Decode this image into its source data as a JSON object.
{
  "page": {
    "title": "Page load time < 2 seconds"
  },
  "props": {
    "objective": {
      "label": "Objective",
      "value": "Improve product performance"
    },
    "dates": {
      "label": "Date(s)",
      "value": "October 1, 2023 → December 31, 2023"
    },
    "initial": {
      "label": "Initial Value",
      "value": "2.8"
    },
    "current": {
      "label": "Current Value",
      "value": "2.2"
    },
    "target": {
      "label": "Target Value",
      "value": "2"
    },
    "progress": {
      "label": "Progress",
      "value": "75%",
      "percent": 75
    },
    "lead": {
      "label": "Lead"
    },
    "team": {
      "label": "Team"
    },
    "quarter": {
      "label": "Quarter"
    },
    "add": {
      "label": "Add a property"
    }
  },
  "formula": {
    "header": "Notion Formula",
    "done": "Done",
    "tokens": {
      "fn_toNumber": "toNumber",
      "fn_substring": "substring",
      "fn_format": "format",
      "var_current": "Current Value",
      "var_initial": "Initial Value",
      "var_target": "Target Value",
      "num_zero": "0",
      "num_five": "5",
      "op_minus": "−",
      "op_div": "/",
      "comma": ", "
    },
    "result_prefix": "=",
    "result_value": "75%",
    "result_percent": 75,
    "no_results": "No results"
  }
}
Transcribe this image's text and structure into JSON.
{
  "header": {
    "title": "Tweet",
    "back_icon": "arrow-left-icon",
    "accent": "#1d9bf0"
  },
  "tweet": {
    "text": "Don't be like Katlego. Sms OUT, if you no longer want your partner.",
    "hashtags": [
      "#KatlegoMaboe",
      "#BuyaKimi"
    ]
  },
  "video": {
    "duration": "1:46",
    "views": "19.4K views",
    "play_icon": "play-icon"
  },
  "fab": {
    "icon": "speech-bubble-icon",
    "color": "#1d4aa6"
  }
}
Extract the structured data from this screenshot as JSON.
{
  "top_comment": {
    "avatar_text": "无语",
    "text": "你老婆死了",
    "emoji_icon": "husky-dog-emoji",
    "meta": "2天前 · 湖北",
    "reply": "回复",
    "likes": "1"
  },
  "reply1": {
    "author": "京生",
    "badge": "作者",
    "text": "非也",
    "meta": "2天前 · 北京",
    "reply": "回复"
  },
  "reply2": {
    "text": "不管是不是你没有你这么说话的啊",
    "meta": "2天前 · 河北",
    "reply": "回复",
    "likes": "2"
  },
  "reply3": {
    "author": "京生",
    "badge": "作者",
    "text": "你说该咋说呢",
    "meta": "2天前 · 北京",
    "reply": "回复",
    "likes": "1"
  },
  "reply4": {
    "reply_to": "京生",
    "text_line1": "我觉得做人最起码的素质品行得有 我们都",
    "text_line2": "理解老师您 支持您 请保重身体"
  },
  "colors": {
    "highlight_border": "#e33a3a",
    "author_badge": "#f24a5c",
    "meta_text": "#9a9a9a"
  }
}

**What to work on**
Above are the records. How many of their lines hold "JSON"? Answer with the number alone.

**Reply**
3